It’s officially the oldest brand in Britain, but few people know the full history of Lyle’s Golden Syrup, and of the young East End girls whose hard work went into every tin.
In the mid-20th century, thousands of girls left school each year aged 14 or 15 and headed straight to the company’s factory in Silvertown – a strip of land wedged between the bustling Royal Docks and the Thames that was once home to more than 20 factories.
As well as syrup, the Plaistow Wharf refinery, built by Abram Lyle in 1881, had always produced sugar, and since 1921, when his family firm had merged with that of Henry Tate to form Tate & Lyle, the factory had been printing the company’s famous blue sugar bags as well. There were several departments staffed almost exclusively by women – the can-making and syrup filling, where the iconic tins were crafted and filled, the Blue Room, where the sugar bags were printed, and the Hesser Floor, where the bags were filled with sugar and packed up onto pallets.
|Workers choose a record to listen to while they work, in the 1950s|
'An army of ‘sugar girls’ kept things running while
the men were away at war'
the men were away at war'
After the war, the men returned to their traditional roles, but the impact made by the army of ‘sugar girls’ who had kept things running while they were away was not forgotten – and women became increasingly integrated into the running of the factory. By 1948 they were able to eat side by side with male workers in a mixed-sex canteen for the first time.
The work at the factory was tiring and repetitive, but for the women who undertook it a job at Tate & Lyle was a great source of pride. A girl in a Tate & Lyle uniform was regarded as glamorous, and women were proud to be seen wearing their outfits on the way to work. Many took in the regulation dungarees to make them as figure-hugging as possible, and stuffed their checked turbans with stockings and underwear to make them sit fashionably high on their heads.
Tate & Lyle was seen as a desirable company to work for, since it paid some of the best wages in the area, with generous bonuses several times a year, thanks to its profit-share scheme.

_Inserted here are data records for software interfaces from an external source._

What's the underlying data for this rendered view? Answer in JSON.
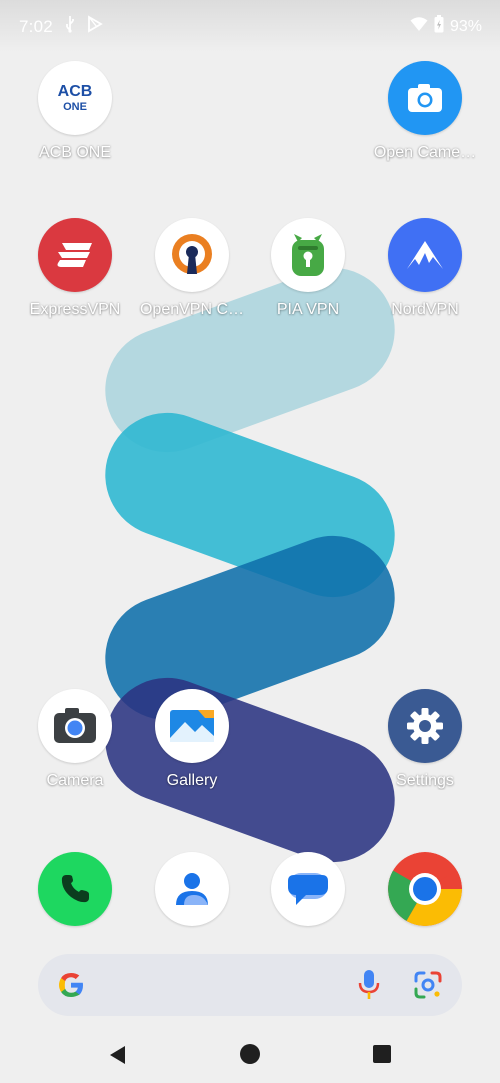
{
  "status_bar": {
    "time": "7:02",
    "battery_percent": "93%",
    "icons": [
      "usb-icon",
      "play-store-icon",
      "wifi-icon",
      "battery-charging-icon"
    ]
  },
  "home": {
    "row1": [
      {
        "label": "ACB ONE",
        "icon": "acb-one-icon",
        "icon_text_top": "ACB",
        "icon_text_bottom": "ONE"
      },
      {
        "label": "Open Came…",
        "icon": "open-camera-icon"
      }
    ],
    "row2": [
      {
        "label": "ExpressVPN",
        "icon": "expressvpn-icon"
      },
      {
        "label": "OpenVPN C…",
        "icon": "openvpn-icon"
      },
      {
        "label": "PIA VPN",
        "icon": "pia-vpn-icon"
      },
      {
        "label": "NordVPN",
        "icon": "nordvpn-icon"
      }
    ],
    "row3": [
      {
        "label": "Camera",
        "icon": "camera-icon"
      },
      {
        "label": "Gallery",
        "icon": "gallery-icon"
      },
      {
        "label": "Settings",
        "icon": "settings-icon"
      }
    ]
  },
  "dock": [
    {
      "name": "phone",
      "icon": "phone-icon"
    },
    {
      "name": "contacts",
      "icon": "contacts-icon"
    },
    {
      "name": "messages",
      "icon": "messages-icon"
    },
    {
      "name": "chrome",
      "icon": "chrome-icon"
    }
  ],
  "search_bar": {
    "icons": [
      "google-g-icon",
      "microphone-icon",
      "google-lens-icon"
    ]
  },
  "nav_bar": {
    "buttons": [
      "back-button",
      "home-button",
      "recents-button"
    ]
  },
  "colors": {
    "background": "#efefef",
    "wallpaper_light_blue": "#a9d3dd",
    "wallpaper_cyan": "#3bbcd4",
    "wallpaper_blue": "#1a7bb1",
    "wallpaper_indigo": "#373f86"
  }
}
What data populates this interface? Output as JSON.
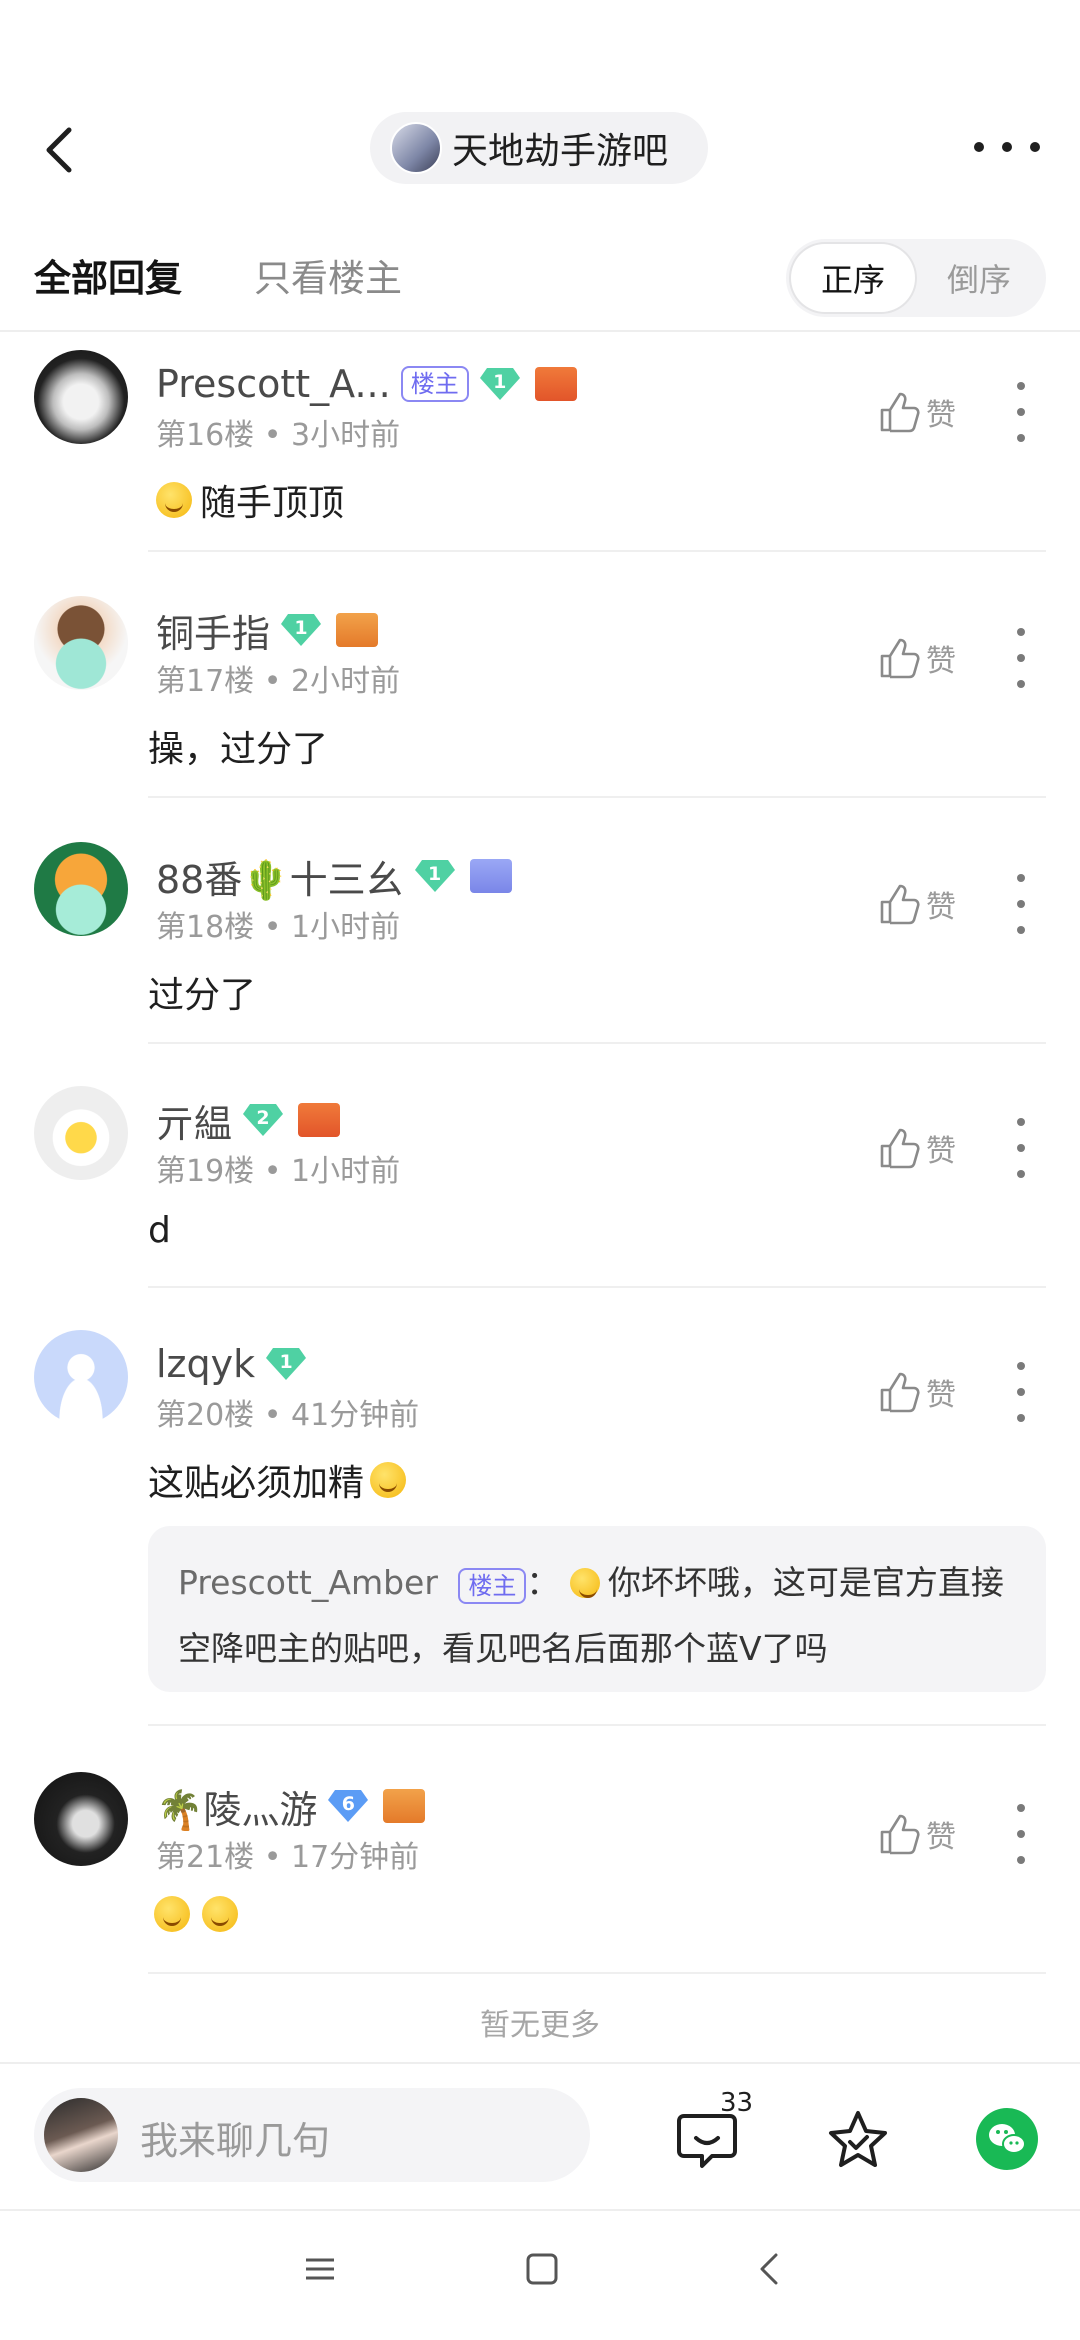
{
  "header": {
    "forum_title": "天地劫手游吧"
  },
  "tabs": {
    "all_replies": "全部回复",
    "only_op": "只看楼主",
    "order_asc": "正序",
    "order_desc": "倒序"
  },
  "posts": [
    {
      "username": "Prescott_A...",
      "owner_tag": "楼主",
      "level": "1",
      "floor": "第16楼",
      "time": "3小时前",
      "like_label": "赞",
      "content": "随手顶顶"
    },
    {
      "username": "铜手指",
      "level": "1",
      "floor": "第17楼",
      "time": "2小时前",
      "like_label": "赞",
      "content": "操，过分了"
    },
    {
      "username": "88番🌵十三幺",
      "level": "1",
      "floor": "第18楼",
      "time": "1小时前",
      "like_label": "赞",
      "content": "过分了"
    },
    {
      "username": "亓緼",
      "level": "2",
      "floor": "第19楼",
      "time": "1小时前",
      "like_label": "赞",
      "content": "d"
    },
    {
      "username": "lzqyk",
      "level": "1",
      "floor": "第20楼",
      "time": "41分钟前",
      "like_label": "赞",
      "content": "这贴必须加精",
      "quote": {
        "username": "Prescott_Amber",
        "owner_tag": "楼主",
        "separator": "：",
        "text": "你坏坏哦，这可是官方直接空降吧主的贴吧，看见吧名后面那个蓝V了吗"
      }
    },
    {
      "username": "🌴陵灬游",
      "level": "6",
      "floor": "第21楼",
      "time": "17分钟前",
      "like_label": "赞",
      "content": ""
    }
  ],
  "meta_separator": "•",
  "no_more": "暂无更多",
  "bottom_bar": {
    "input_placeholder": "我来聊几句",
    "comment_count": "33"
  },
  "colors": {
    "level_green": "#4fd1a3",
    "level_blue": "#5b9cf5",
    "owner_tag": "#6f6cf0",
    "wechat": "#19b955"
  }
}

It was considered to look after its workers well, and had an onsite surgery, chiropodist and hairdresser, and paid for sick workers to convalesce by the seaside.
It was also unrivalled in its social and sports facilities: there were a myriad of sporting teams, including netball, athletics and swimming, as well as clubs for every activity and hobby imaginable, from rabbit breeding to amateur dramatics. The company bar and social club – the Tate Institute – was the top nightspot in the neighbourhood.
Tate & Lyle also paid for regular ‘beanos’ to the seaside, giving their workers some much-valued time off in Margate and Southend. The coaches would be loaded up with beer, and the girls would drink and sing all the way to the coast – often hooking up with lads from other factories who were also there on work beanos, who they knew would pay for their rides at the amusement parks.
"They were the best years of our lives,"
There were many factory romances too, with so many marriages between employees that the company magazine, the Tate & Lyle Times, began printing pictures of the latest newly-weds in every edition. Extra-marital affairs were also common, and at one point the factories acquired the nickname 'the knocking shop' because of its association with loose morals.
But it is the female friendships made in the factories that most women recalling Tate & Lyle’s East End heyday in the 1940s and 1950s remark on most. Many look back on their time there as a golden period of independence and fun, before the responsibilities of marriage and motherhood. Most women had married by the time they were in their early 20s, and, according to the factory rules, had to leave their jobs at Tate & Lyle behind.
But those early friendships would often last long after they had left the factory gates. "When you worked there you had friends for life," one former sugar bag printer recalled. "They were the best years of our lives, when you look back on it."
The Sugar Girls: Tales of Hardship, Love and Happiness in Tate & Lyle’s East End, by Duncan Barrett & Nuala Calvi, is published by Collins on the 29th March 2012, (priced £6.99).
You can find out more about the lives of the Sugar Girls, see pictures of them and listen to them speaking, at www.thesugargirls.com.